Word for word, restate the records that appear below.

↓↓↓

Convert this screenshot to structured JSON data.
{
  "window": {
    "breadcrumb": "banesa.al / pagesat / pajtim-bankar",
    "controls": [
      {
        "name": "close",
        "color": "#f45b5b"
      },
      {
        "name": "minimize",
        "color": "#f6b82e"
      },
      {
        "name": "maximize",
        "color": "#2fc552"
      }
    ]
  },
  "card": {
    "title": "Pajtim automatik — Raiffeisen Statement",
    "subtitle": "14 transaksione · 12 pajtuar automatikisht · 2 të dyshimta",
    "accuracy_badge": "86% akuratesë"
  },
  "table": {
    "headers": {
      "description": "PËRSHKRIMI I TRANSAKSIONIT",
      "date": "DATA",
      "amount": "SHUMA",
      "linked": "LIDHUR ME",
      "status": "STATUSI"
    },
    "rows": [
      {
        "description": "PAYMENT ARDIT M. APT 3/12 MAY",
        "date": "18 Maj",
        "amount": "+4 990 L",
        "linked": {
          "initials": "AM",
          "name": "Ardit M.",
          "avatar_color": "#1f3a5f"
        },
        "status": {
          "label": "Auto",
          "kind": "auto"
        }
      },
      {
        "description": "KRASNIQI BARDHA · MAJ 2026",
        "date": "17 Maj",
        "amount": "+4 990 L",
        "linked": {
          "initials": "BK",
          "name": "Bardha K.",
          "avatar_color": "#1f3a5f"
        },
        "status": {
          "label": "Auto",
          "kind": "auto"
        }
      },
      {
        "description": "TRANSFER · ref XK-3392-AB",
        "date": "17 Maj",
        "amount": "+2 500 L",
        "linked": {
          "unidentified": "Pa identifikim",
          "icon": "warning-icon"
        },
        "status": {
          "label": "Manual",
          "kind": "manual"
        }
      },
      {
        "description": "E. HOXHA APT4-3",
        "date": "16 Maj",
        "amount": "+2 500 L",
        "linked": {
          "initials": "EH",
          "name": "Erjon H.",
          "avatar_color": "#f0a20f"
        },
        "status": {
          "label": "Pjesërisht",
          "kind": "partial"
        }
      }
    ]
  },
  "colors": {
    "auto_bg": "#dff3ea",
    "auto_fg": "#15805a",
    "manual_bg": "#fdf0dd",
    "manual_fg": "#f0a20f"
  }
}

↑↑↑

=== Output ===
Convert this screenshot to structured JSON data.
{
  "window": {
    "breadcrumb": "banesa.al / pagesat / pajtim-bankar",
    "controls": [
      {
        "name": "close",
        "color": "#f45b5b"
      },
      {
        "name": "minimize",
        "color": "#f6b82e"
      },
      {
        "name": "maximize",
        "color": "#2fc552"
      }
    ]
  },
  "card": {
    "title": "Pajtim automatik — Raiffeisen Statement",
    "subtitle": "14 transaksione · 12 pajtuar automatikisht · 2 të dyshimta",
    "accuracy_badge": "86% akuratesë"
  },
  "table": {
    "headers": {
      "description": "PËRSHKRIMI I TRANSAKSIONIT",
      "date": "DATA",
      "amount": "SHUMA",
      "linked": "LIDHUR ME",
      "status": "STATUSI"
    },
    "rows": [
      {
        "description": "PAYMENT ARDIT M. APT 3/12 MAY",
        "date": "18 Maj",
        "amount": "+4 990 L",
        "linked": {
          "initials": "AM",
          "name": "Ardit M.",
          "avatar_color": "#1f3a5f"
        },
        "status": {
          "label": "Auto",
          "kind": "auto"
        }
      },
      {
        "description": "KRASNIQI BARDHA · MAJ 2026",
        "date": "17 Maj",
        "amount": "+4 990 L",
        "linked": {
          "initials": "BK",
          "name": "Bardha K.",
          "avatar_color": "#1f3a5f"
        },
        "status": {
          "label": "Auto",
          "kind": "auto"
        }
      },
      {
        "description": "TRANSFER · ref XK-3392-AB",
        "date": "17 Maj",
        "amount": "+2 500 L",
        "linked": {
          "unidentified": "Pa identifikim",
          "icon": "warning-icon"
        },
        "status": {
          "label": "Manual",
          "kind": "manual"
        }
      },
      {
        "description": "E. HOXHA APT4-3",
        "date": "16 Maj",
        "amount": "+2 500 L",
        "linked": {
          "initials": "EH",
          "name": "Erjon H.",
          "avatar_color": "#f0a20f"
        },
        "status": {
          "label": "Pjesërisht",
          "kind": "partial"
        }
      }
    ]
  },
  "colors": {
    "auto_bg": "#dff3ea",
    "auto_fg": "#15805a",
    "manual_bg": "#fdf0dd",
    "manual_fg": "#f0a20f"
  }
}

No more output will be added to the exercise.